───── Data
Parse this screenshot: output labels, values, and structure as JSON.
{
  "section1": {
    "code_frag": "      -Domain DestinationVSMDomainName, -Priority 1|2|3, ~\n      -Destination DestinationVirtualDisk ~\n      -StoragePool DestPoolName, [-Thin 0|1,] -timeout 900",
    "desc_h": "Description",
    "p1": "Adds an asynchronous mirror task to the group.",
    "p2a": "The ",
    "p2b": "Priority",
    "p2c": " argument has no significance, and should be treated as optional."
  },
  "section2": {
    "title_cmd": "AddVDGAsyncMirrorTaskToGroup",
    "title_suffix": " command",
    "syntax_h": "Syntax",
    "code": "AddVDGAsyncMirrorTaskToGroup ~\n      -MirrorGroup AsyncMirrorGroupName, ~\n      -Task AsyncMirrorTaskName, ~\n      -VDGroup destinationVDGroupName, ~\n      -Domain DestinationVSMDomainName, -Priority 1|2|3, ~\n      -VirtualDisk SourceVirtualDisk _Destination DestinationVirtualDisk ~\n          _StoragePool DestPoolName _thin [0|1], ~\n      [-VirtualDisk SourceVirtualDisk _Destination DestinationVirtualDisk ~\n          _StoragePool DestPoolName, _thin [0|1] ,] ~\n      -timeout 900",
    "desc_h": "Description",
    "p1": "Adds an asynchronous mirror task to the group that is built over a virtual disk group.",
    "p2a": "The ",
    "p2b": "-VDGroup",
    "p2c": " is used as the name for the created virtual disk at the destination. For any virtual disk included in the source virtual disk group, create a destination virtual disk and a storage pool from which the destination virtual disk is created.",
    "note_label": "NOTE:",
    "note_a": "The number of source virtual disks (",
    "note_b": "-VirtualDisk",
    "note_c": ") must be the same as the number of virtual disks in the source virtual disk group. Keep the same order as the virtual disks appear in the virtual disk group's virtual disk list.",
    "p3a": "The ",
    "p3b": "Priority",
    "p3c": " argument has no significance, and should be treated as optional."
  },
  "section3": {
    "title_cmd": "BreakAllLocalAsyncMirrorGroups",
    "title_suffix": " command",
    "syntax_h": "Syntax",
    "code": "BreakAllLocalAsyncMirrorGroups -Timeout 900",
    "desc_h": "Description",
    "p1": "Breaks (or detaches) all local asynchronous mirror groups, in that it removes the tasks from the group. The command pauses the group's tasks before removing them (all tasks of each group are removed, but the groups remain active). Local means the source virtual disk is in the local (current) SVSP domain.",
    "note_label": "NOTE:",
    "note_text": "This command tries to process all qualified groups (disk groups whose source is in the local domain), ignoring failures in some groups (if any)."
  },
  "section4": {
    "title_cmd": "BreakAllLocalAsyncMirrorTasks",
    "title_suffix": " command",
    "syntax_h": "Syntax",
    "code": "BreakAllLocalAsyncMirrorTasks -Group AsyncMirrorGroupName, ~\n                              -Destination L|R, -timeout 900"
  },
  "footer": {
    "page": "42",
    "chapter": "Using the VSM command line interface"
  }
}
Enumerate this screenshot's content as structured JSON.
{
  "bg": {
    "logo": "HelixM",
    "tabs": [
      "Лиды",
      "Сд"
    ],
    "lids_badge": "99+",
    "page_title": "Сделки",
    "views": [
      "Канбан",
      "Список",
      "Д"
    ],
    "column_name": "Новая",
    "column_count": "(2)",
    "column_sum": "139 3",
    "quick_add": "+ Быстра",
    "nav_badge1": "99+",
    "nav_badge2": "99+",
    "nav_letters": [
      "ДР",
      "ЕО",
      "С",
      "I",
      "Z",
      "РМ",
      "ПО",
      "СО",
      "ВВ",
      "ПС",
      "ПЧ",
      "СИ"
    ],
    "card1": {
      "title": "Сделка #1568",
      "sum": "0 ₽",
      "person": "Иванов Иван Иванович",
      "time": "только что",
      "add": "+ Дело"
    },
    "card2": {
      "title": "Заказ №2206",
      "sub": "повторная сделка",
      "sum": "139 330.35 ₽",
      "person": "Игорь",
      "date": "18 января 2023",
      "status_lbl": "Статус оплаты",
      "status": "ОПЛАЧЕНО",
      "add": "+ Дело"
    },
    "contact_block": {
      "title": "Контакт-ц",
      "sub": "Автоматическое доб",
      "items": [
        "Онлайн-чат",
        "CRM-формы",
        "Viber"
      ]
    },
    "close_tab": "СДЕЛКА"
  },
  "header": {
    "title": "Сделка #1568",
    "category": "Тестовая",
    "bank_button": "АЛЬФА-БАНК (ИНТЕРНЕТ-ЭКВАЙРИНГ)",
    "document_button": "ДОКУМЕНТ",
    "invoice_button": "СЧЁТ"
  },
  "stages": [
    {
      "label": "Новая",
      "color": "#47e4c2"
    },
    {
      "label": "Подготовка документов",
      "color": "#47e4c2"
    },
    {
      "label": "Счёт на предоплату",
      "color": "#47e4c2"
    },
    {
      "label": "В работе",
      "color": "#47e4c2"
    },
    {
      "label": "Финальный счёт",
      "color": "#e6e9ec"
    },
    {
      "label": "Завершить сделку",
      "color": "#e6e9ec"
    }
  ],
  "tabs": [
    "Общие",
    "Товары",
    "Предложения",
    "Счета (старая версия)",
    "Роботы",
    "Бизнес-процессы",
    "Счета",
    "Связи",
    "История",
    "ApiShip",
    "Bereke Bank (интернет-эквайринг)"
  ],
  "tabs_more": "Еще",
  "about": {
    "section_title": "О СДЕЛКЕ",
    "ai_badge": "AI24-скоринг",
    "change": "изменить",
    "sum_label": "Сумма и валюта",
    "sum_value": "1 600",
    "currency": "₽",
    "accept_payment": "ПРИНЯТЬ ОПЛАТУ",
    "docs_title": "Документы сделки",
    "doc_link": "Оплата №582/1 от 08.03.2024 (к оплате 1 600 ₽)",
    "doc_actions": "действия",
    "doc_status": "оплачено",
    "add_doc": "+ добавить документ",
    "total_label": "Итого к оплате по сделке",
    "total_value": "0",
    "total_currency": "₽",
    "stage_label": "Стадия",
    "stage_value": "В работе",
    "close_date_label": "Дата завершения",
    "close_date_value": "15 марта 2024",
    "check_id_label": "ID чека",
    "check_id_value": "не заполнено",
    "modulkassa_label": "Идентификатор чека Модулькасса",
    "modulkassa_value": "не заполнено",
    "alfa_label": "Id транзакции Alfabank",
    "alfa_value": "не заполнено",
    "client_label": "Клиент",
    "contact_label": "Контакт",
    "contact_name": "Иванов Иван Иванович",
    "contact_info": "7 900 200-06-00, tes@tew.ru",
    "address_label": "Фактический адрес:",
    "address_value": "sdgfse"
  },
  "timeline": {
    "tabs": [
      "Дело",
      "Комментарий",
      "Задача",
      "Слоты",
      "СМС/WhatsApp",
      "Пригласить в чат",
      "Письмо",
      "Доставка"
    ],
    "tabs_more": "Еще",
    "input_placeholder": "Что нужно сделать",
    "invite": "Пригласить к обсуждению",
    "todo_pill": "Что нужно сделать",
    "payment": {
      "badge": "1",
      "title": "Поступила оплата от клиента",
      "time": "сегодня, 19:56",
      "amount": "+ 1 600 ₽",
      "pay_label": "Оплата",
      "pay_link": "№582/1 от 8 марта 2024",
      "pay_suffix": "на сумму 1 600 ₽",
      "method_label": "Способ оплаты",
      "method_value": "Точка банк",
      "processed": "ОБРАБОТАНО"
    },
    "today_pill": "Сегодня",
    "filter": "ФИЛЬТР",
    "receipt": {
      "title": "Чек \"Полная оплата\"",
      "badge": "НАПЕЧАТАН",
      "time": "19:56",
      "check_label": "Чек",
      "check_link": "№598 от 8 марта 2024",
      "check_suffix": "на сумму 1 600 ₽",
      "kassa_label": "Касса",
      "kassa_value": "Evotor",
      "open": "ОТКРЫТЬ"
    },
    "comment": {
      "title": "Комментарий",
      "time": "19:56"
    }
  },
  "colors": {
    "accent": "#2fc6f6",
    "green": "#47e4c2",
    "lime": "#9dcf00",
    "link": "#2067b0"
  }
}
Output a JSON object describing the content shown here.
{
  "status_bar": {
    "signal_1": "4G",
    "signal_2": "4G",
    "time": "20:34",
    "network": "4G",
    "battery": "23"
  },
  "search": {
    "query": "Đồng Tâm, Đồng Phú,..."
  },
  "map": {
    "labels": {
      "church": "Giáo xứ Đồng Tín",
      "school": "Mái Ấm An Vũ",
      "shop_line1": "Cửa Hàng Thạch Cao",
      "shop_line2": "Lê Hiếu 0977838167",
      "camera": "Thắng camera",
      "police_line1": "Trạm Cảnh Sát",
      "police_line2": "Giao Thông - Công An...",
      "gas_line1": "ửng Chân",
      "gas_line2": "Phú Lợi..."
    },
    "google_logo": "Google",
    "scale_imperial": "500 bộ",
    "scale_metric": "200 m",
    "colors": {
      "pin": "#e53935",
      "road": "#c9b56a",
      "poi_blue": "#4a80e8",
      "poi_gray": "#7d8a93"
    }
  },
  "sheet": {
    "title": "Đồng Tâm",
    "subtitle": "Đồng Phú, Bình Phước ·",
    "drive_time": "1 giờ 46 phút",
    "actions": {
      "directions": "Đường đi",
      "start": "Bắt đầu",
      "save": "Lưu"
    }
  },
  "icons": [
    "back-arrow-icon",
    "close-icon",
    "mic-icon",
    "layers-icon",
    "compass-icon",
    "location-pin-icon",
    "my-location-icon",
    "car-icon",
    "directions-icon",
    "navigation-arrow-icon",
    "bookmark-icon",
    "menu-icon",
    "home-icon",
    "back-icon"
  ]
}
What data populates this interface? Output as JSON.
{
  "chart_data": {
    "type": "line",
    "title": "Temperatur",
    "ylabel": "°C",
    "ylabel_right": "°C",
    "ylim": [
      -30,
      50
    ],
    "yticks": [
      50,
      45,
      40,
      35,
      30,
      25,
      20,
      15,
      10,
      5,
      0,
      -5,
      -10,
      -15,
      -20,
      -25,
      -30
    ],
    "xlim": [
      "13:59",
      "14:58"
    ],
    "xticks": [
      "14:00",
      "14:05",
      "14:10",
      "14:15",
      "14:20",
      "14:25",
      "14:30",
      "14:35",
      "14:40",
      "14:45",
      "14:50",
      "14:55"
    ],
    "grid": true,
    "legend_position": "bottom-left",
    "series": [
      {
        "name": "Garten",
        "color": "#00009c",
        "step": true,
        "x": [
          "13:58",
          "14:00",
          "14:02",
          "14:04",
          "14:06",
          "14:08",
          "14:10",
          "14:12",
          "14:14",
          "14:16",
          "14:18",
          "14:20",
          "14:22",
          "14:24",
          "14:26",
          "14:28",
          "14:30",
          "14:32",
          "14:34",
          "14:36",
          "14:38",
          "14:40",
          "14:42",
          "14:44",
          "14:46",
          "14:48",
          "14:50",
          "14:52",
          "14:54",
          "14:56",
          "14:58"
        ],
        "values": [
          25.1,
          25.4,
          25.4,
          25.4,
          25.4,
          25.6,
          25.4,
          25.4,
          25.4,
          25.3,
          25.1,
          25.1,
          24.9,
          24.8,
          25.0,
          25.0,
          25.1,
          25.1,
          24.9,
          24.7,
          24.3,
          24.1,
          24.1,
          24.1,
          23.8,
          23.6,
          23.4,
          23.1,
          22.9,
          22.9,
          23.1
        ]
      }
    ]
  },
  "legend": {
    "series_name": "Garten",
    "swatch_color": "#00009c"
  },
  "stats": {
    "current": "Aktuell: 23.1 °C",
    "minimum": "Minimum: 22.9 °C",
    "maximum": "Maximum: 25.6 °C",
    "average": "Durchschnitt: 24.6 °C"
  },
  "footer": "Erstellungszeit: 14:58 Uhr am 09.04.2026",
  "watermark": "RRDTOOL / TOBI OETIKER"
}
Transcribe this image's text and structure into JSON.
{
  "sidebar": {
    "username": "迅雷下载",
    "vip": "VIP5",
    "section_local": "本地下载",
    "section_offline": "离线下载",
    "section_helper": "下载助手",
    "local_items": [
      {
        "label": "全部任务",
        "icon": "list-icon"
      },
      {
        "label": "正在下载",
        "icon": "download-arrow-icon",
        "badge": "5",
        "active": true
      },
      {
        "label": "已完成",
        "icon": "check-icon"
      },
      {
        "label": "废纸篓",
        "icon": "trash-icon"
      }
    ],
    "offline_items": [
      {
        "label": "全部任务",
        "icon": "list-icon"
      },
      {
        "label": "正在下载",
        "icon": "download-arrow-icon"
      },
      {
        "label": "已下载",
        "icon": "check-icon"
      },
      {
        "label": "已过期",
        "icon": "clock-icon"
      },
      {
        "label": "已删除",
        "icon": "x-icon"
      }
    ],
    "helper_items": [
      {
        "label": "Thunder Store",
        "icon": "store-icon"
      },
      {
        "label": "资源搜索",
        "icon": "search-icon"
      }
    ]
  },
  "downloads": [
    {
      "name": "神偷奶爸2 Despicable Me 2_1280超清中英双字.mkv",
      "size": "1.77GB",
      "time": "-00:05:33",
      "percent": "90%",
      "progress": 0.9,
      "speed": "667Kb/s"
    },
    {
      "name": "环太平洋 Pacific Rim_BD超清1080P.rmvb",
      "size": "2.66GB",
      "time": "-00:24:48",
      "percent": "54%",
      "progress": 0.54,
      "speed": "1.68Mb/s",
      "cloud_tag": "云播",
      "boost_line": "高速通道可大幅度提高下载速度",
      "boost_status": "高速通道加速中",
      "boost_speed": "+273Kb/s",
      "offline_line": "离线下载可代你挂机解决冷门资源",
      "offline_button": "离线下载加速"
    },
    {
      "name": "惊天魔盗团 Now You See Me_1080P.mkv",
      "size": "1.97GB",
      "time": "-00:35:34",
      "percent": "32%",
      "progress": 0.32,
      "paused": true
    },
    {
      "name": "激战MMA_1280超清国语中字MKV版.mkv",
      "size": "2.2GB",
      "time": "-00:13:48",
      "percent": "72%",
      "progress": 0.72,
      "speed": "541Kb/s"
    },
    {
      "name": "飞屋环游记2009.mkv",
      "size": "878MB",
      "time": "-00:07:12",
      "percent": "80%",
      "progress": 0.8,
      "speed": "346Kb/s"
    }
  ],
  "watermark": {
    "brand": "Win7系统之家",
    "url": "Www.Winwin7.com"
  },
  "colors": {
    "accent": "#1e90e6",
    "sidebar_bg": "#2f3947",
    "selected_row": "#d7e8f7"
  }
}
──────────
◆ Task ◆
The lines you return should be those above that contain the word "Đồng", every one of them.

◆ Answer to this problem ◆
    "query": "Đồng Tâm, Đồng Phú,..."
      "church": "Giáo xứ Đồng Tín",
    "title": "Đồng Tâm",
    "subtitle": "Đồng Phú, Bình Phước ·",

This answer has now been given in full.